Bakari Kitwana is a journalist, activist and political analyst whose commentary on politics and youth culture have been seen on CNN, FOX News (the O’Reilly Factor), C-Span, and PBS (The Tavis Smiley Show) and featured on NPR. He’s currently the editor-in-chief of newsone.com, the internet news presence of Radio One, the nation’s premiere African American radio news source with more than 50 radio stations across the US. He’s the CEO of Rap Sessions: Community Dialogues on Hip-Hop, which hosts 10 townhall meetings around the country annually that debate important issues facing the younger generation. His 2002 book The Hip-Hop Generation: Young Blacks and the Crisis in African American Culture, which focuses on young Blacks born after the Civil Rights Movement, has been adopted as a course book in classrooms at over 100 colleges and universities. Kitwana published his first book, The Rap on Gangsta Rap in 1994. Since then he’s been the Editorial Director of Third World Press, Executive Editor of the Source—the nation’s top-selling music magazine— and co-founder of the first ever National Hip-Hop Political Convention, which brought over 4,000 young people to Newark in 2004 to create and endorse a political agenda for the hip-hop generation.
Kitwana has been a consultant on hip-hop for the Rock and Roll Hall of Fame and Artist-in-Residence at the Center for the Study of Race, Politics and Culture at the University of Chicago. An active writer, his essays have appeared in the New York Times, the Village Voice, the Los Angeles Times, Newsday, Savoy and the Progressive. For the last decade, he has lectured and given keynote presentations at the nation’s leading colleges and universities, including Princeton University, Harvard University, Stanford University, the University of California–Berkeley, Columbia University, and countless others across the country. A native of Long Island, NY, Kitwana holds a B.A. and two Masters degrees (in English and Teaching) from the University of Rochester.
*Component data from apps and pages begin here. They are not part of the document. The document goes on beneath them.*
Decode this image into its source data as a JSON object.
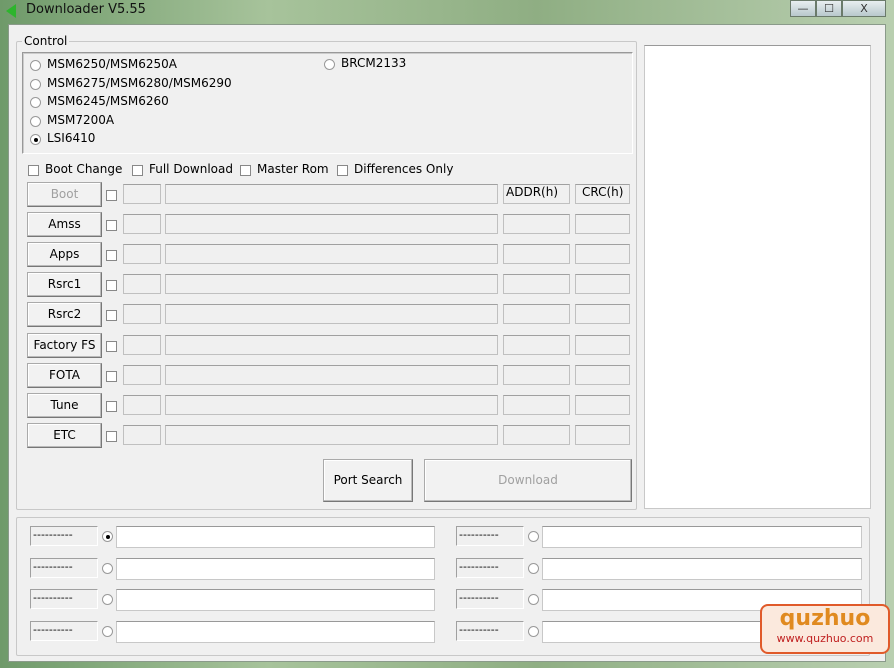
{
  "window": {
    "title": "Downloader V5.55",
    "minimize": "—",
    "maximize": "☐",
    "close": "X"
  },
  "control": {
    "label": "Control",
    "chipsets": [
      {
        "label": "MSM6250/MSM6250A",
        "selected": false
      },
      {
        "label": "MSM6275/MSM6280/MSM6290",
        "selected": false
      },
      {
        "label": "MSM6245/MSM6260",
        "selected": false
      },
      {
        "label": "MSM7200A",
        "selected": false
      },
      {
        "label": "LSI6410",
        "selected": true
      },
      {
        "label": "BRCM2133",
        "selected": false
      }
    ],
    "options": [
      {
        "label": "Boot Change",
        "checked": false
      },
      {
        "label": "Full Download",
        "checked": false
      },
      {
        "label": "Master Rom",
        "checked": false
      },
      {
        "label": "Differences Only",
        "checked": false
      }
    ],
    "addr_header": "ADDR(h)",
    "crc_header": "CRC(h)",
    "images": [
      {
        "label": "Boot",
        "enabled": false
      },
      {
        "label": "Amss",
        "enabled": true
      },
      {
        "label": "Apps",
        "enabled": true
      },
      {
        "label": "Rsrc1",
        "enabled": true
      },
      {
        "label": "Rsrc2",
        "enabled": true
      },
      {
        "label": "Factory FS",
        "enabled": true
      },
      {
        "label": "FOTA",
        "enabled": true
      },
      {
        "label": "Tune",
        "enabled": true
      },
      {
        "label": "ETC",
        "enabled": true
      }
    ],
    "port_search": "Port Search",
    "download": "Download"
  },
  "ports": [
    {
      "label": "----------",
      "selected": true,
      "value": ""
    },
    {
      "label": "----------",
      "selected": false,
      "value": ""
    },
    {
      "label": "----------",
      "selected": false,
      "value": ""
    },
    {
      "label": "----------",
      "selected": false,
      "value": ""
    },
    {
      "label": "----------",
      "selected": false,
      "value": ""
    },
    {
      "label": "----------",
      "selected": false,
      "value": ""
    },
    {
      "label": "----------",
      "selected": false,
      "value": ""
    },
    {
      "label": "----------",
      "selected": false,
      "value": ""
    }
  ],
  "watermark": {
    "brand": "quzhuo",
    "url": "www.quzhuo.com"
  }
}
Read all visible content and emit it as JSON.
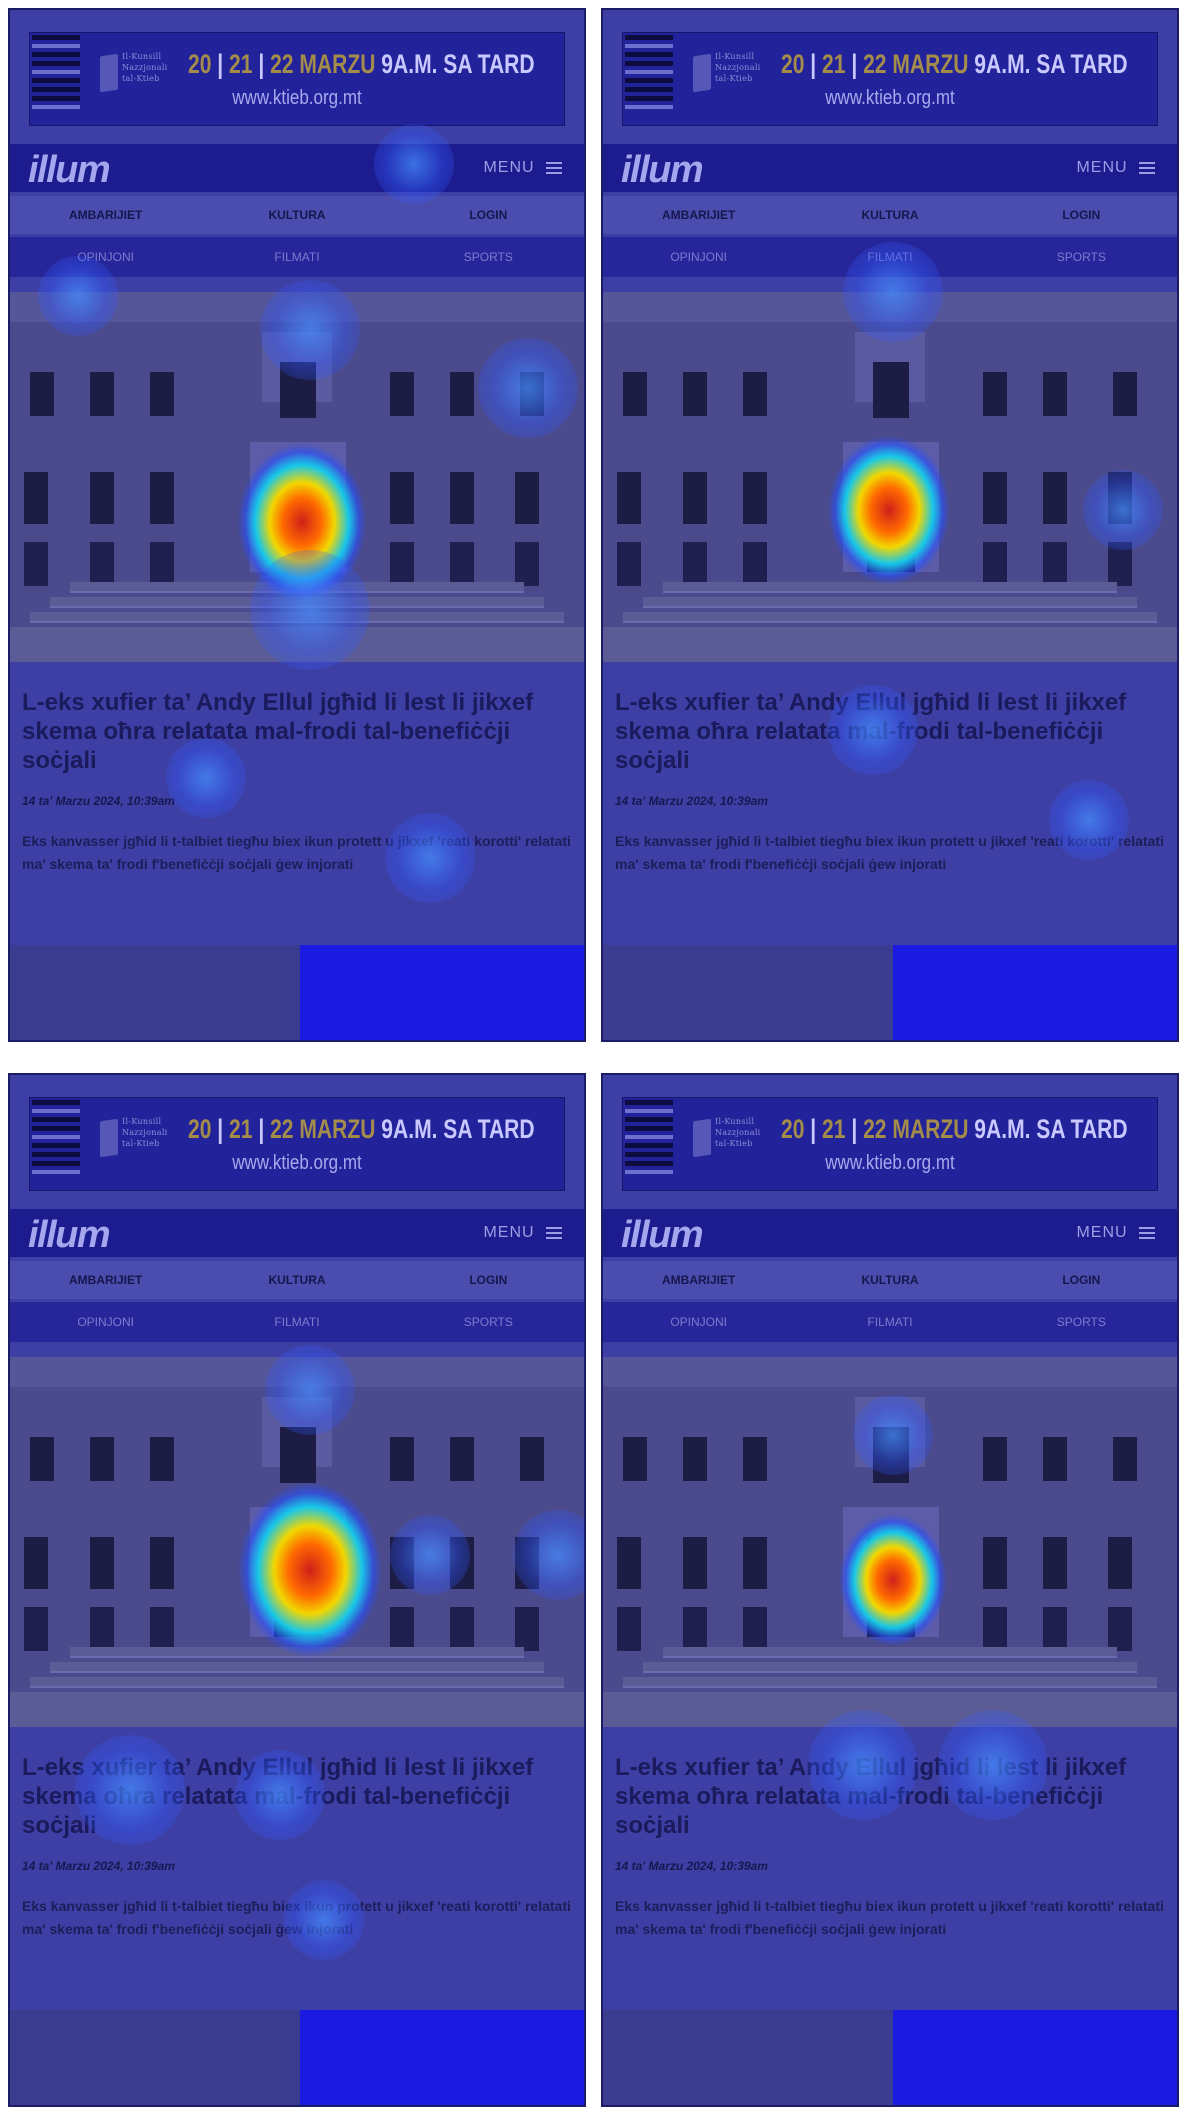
{
  "banner": {
    "organization": "Il-Kunsill Nazzjonali tal-Ktieb",
    "dates": [
      "20",
      "21",
      "22"
    ],
    "month": "MARZU",
    "time": "9A.M. SA TARD",
    "url": "www.ktieb.org.mt"
  },
  "header": {
    "logo": "illum",
    "menu_label": "MENU"
  },
  "nav": {
    "row1": [
      "AMBARIJIET",
      "KULTURA",
      "LOGIN"
    ],
    "row2": [
      "OPINJONI",
      "FILMATI",
      "SPORTS"
    ]
  },
  "article": {
    "headline": "L-eks xufier ta’ Andy Ellul jgħid li lest li jikxef skema oħra relatata mal-frodi tal-benefiċċji soċjali",
    "date": "14 ta' Marzu 2024, 10:39am",
    "lead": "Eks kanvasser jgħid li t-talbiet tiegħu biex ikun protett u jikxef 'reati korotti' relatati ma' skema ta' frodi f'benefiċċji soċjali ġew injorati"
  },
  "colors": {
    "overlay": "#3d3fa4",
    "topbar": "#1c1c8f",
    "heat_hot": "#d0201a",
    "heat_warm": "#f2d700",
    "heat_cool": "#17c7e8"
  },
  "panels": [
    {
      "id": "top-left"
    },
    {
      "id": "top-right"
    },
    {
      "id": "bottom-left"
    },
    {
      "id": "bottom-right"
    }
  ]
}
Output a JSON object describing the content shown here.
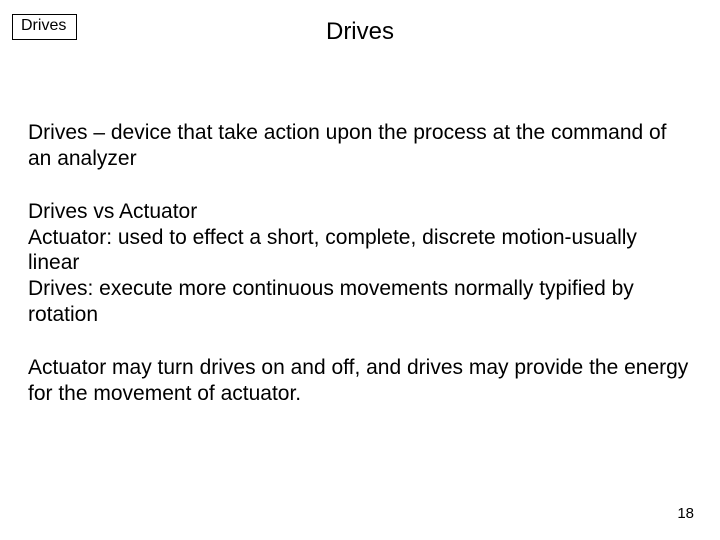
{
  "header": {
    "topic_box": "Drives",
    "title": "Drives"
  },
  "body": {
    "p1": "Drives – device that take action upon the process at the command of an analyzer",
    "p2_l1": "Drives vs Actuator",
    "p2_l2": "Actuator: used to effect a short, complete, discrete motion-usually linear",
    "p2_l3": "Drives: execute more continuous movements normally typified by rotation",
    "p3": "Actuator may turn drives on and off, and drives may provide the energy for the movement of actuator."
  },
  "footer": {
    "page_number": "18"
  }
}
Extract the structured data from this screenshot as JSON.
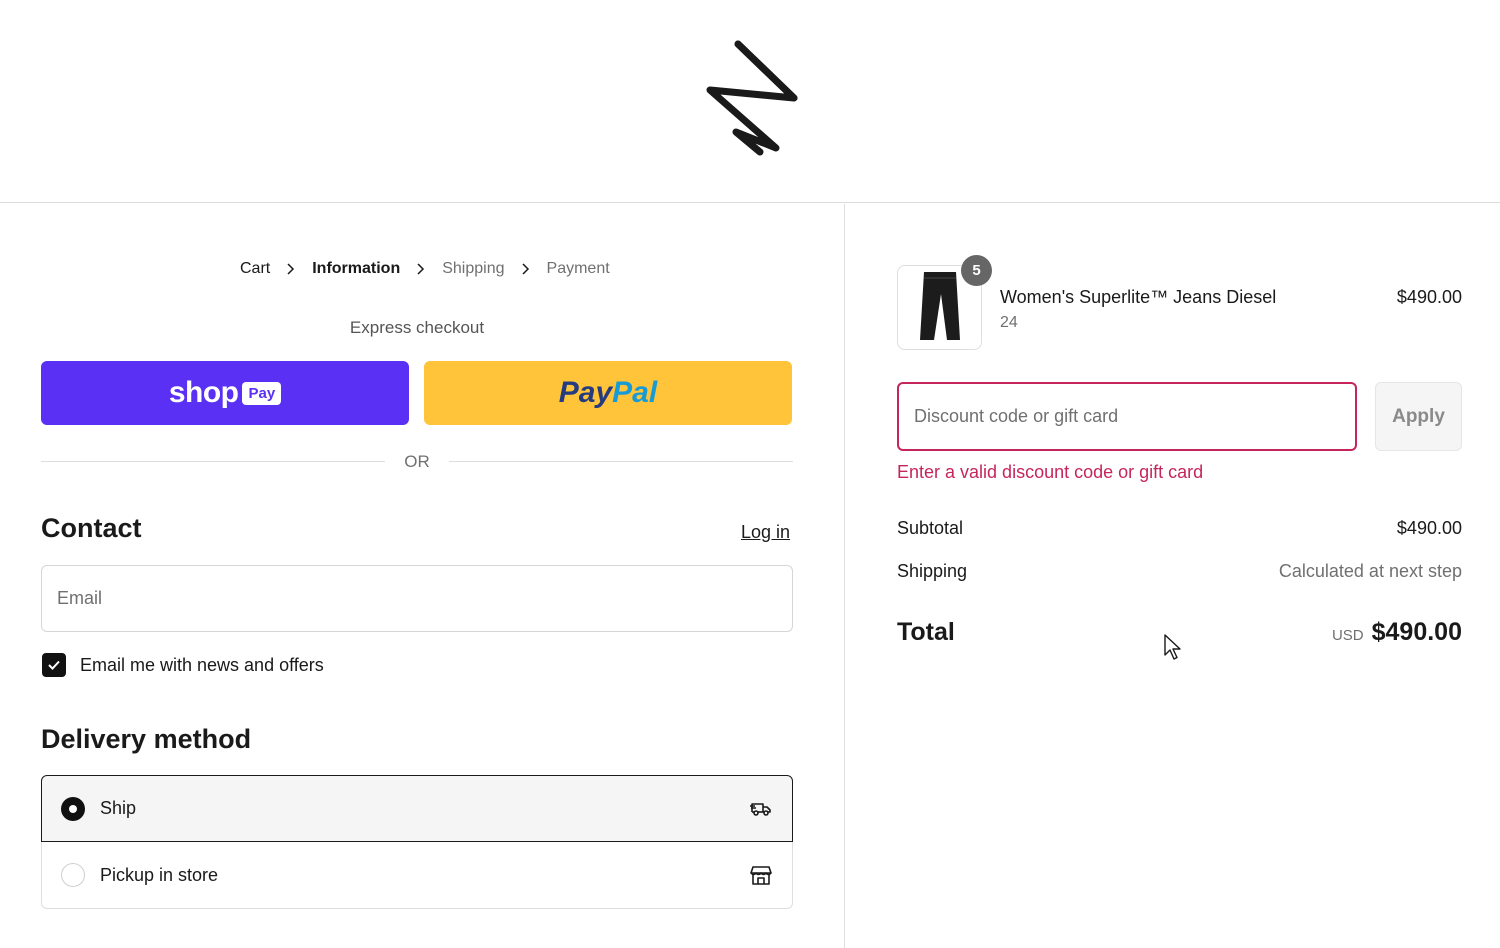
{
  "header": {
    "logo_icon": "brand-zigzag-logo"
  },
  "breadcrumb": {
    "items": [
      {
        "label": "Cart",
        "state": "link"
      },
      {
        "label": "Information",
        "state": "current"
      },
      {
        "label": "Shipping",
        "state": "upcoming"
      },
      {
        "label": "Payment",
        "state": "upcoming"
      }
    ]
  },
  "express": {
    "label": "Express checkout",
    "shoppay": {
      "shop_text": "shop",
      "pay_text": "Pay",
      "color": "#5a31f4"
    },
    "paypal": {
      "text_a": "Pay",
      "text_b": "Pal",
      "color": "#ffc439"
    },
    "or_text": "OR"
  },
  "contact": {
    "heading": "Contact",
    "login_link": "Log in",
    "email_placeholder": "Email",
    "email_value": "",
    "newsletter_label": "Email me with news and offers",
    "newsletter_checked": true
  },
  "delivery": {
    "heading": "Delivery method",
    "options": [
      {
        "label": "Ship",
        "selected": true,
        "icon": "delivery-truck-icon"
      },
      {
        "label": "Pickup in store",
        "selected": false,
        "icon": "store-icon"
      }
    ]
  },
  "summary": {
    "product": {
      "name": "Women's Superlite™ Jeans Diesel",
      "variant": "24",
      "price": "$490.00",
      "quantity": "5",
      "image_icon": "jeans-thumbnail"
    },
    "discount": {
      "placeholder": "Discount code or gift card",
      "value": "",
      "apply_label": "Apply",
      "error": "Enter a valid discount code or gift card",
      "error_color": "#c6255c"
    },
    "subtotal_label": "Subtotal",
    "subtotal_value": "$490.00",
    "shipping_label": "Shipping",
    "shipping_value": "Calculated at next step",
    "total_label": "Total",
    "total_currency": "USD",
    "total_value": "$490.00"
  }
}
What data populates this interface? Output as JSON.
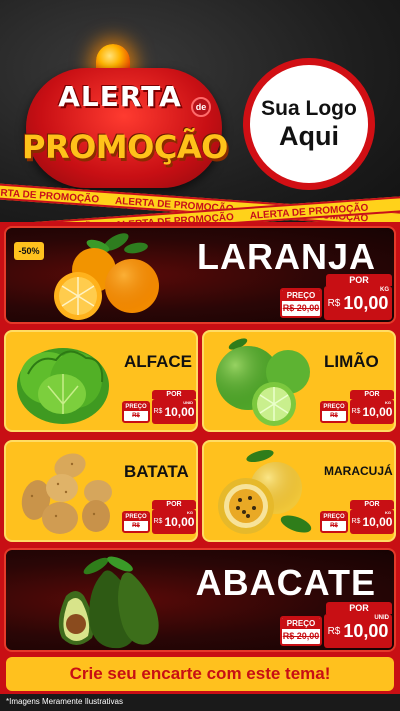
{
  "header": {
    "alerta": "ALERTA",
    "de": "de",
    "promocao": "PROMOÇÃO",
    "logo_line1": "Sua Logo",
    "logo_line2": "Aqui",
    "tape_text": "ALERTA DE PROMOÇÃO"
  },
  "products": {
    "laranja": {
      "name": "LARANJA",
      "discount": "-50%",
      "por": "POR",
      "preco_label": "PREÇO",
      "old_price": "R$ 20,00",
      "currency": "R$",
      "price": "10,00",
      "unit": "KG"
    },
    "alface": {
      "name": "ALFACE",
      "por": "POR",
      "preco_label": "PREÇO",
      "old_price": "R$ 20,00",
      "currency": "R$",
      "price": "10,00",
      "unit": "UNID"
    },
    "limao": {
      "name": "LIMÃO",
      "por": "POR",
      "preco_label": "PREÇO",
      "old_price": "R$ 20,00",
      "currency": "R$",
      "price": "10,00",
      "unit": "KG"
    },
    "batata": {
      "name": "BATATA",
      "por": "POR",
      "preco_label": "PREÇO",
      "old_price": "R$ 20,00",
      "currency": "R$",
      "price": "10,00",
      "unit": "KG"
    },
    "maracuja": {
      "name": "MARACUJÁ",
      "por": "POR",
      "preco_label": "PREÇO",
      "old_price": "R$ 20,00",
      "currency": "R$",
      "price": "10,00",
      "unit": "KG"
    },
    "abacate": {
      "name": "ABACATE",
      "por": "POR",
      "preco_label": "PREÇO",
      "old_price": "R$ 20,00",
      "currency": "R$",
      "price": "10,00",
      "unit": "UNID"
    }
  },
  "cta": "Crie seu encarte com este tema!",
  "disclaimer": "*Imagens Meramente Ilustrativas",
  "colors": {
    "red": "#c80f14",
    "yellow": "#ffc11e",
    "dark": "#1a1a1a"
  }
}
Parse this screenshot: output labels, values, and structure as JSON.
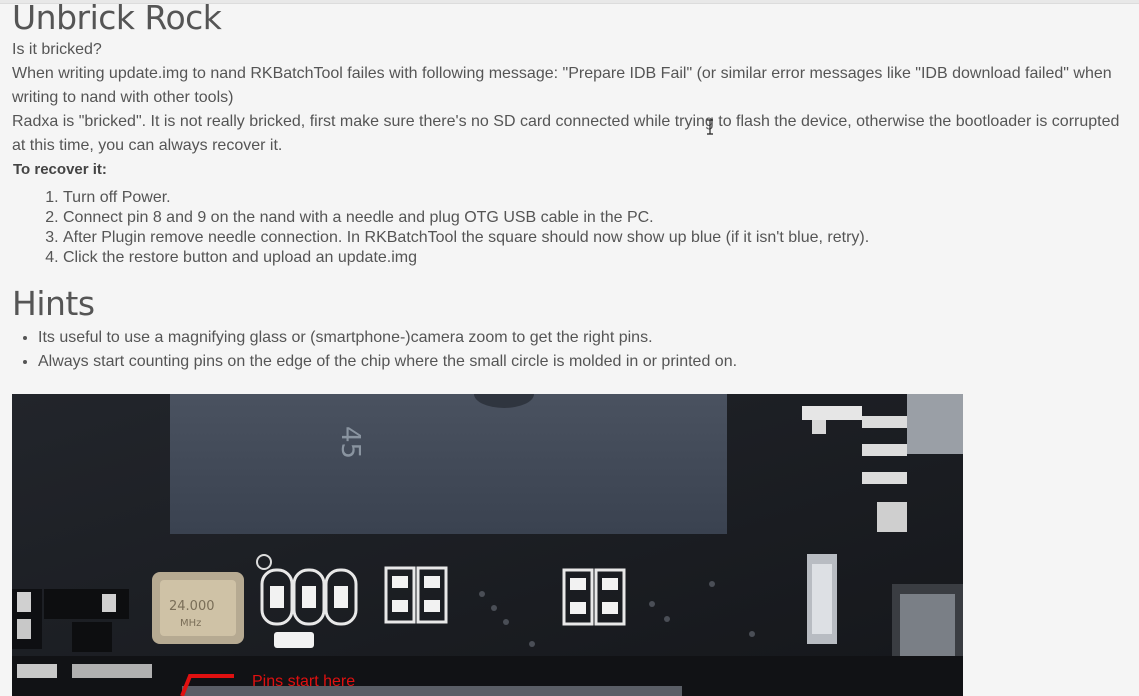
{
  "section1": {
    "title": "Unbrick Rock",
    "paragraphs": [
      "Is it bricked?",
      "When writing update.img to nand RKBatchTool failes with following message: \"Prepare IDB Fail\" (or similar error messages like \"IDB download failed\" when writing to nand with other tools)",
      "Radxa is \"bricked\". It is not really bricked, first make sure there's no SD card connected while trying to flash the device, otherwise the bootloader is corrupted at this time, you can always recover it."
    ],
    "recover_heading": "To recover it:",
    "steps": [
      "Turn off Power.",
      "Connect pin 8 and 9 on the nand with a needle and plug OTG USB cable in the PC.",
      "After Plugin remove needle connection. In RKBatchTool the square should now show up blue (if it isn't blue, retry).",
      "Click the restore button and upload an update.img"
    ]
  },
  "section2": {
    "title": "Hints",
    "items": [
      "Its useful to use a magnifying glass or (smartphone-)camera zoom to get the right pins.",
      "Always start counting pins on the edge of the chip where the small circle is molded in or printed on."
    ]
  },
  "photo": {
    "chip_marking": "45",
    "crystal_label_line1": "24.000",
    "crystal_label_line2": "MHz",
    "annotation": "Pins start here",
    "annotation_color": "#e01010"
  }
}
The author of four books, Let’s Get Free: Strategies for Organizing the Hip-Hop Voting Bloc (Third World Press, 2009) is his most recent work.
Bakari Kitwana utilized the Institute Fellowship to support his co-editorship of a new publication, Does Hip-Hop Hate Women?, also co-edited with Kara Young (PhD candidate, UC-Berkeley). This will be the first published anthology of its kind to introduce critical new writings by fifteen artists and activists from the second-wave hip-hop generation (born after 1985). The project will support new and largely unheard voices in the current hip-hop movement, whose views on gender, sex, and identity have been informed by a mainstream hip-hop driven by the corporate music industry and mass media networks.
Kitwana continues to bring Rap Sessions to colleges and universities across the US. He recently gave a lecture at Hendrix College in Arkansas about Race and Hip-Hop in the Obama Era (September 2010). Kitwana will visit The University of Cincinnati, October 23, and moderate a panel discussion on Global Hip-Hop & Economic Discovery featuring M-1; Martha Diaz; Dr. Mark Lamont Hill; Sabreena Da Witch, and Toni Blackman.
Rap Sessions' New Muslim Cool Tour will commence with a panel discussion about the documentary fim, New Muslim Cool, at Columbus State Community College on November 3 and Middle Tennessee State University on November 10. Kitwana will moderate a panel discussion featuring: Jennifer Taylor; Jason Hamza Perez; and Nur Masnavi. For more information visit: www.rapsessions.org
Kitwana was in conversation with Dr. Bernice Reagon (founder of Sweet Honey in the Rock) at Case Western Reserve University in Cleveland, OH November 20, 2010. This event was part of the 2-day Social Justice Institute Program: Social Justice, Race and Profiling: An Intergenerational Think Tank.
For more information on Bakari's work: www.bakarikitwana.com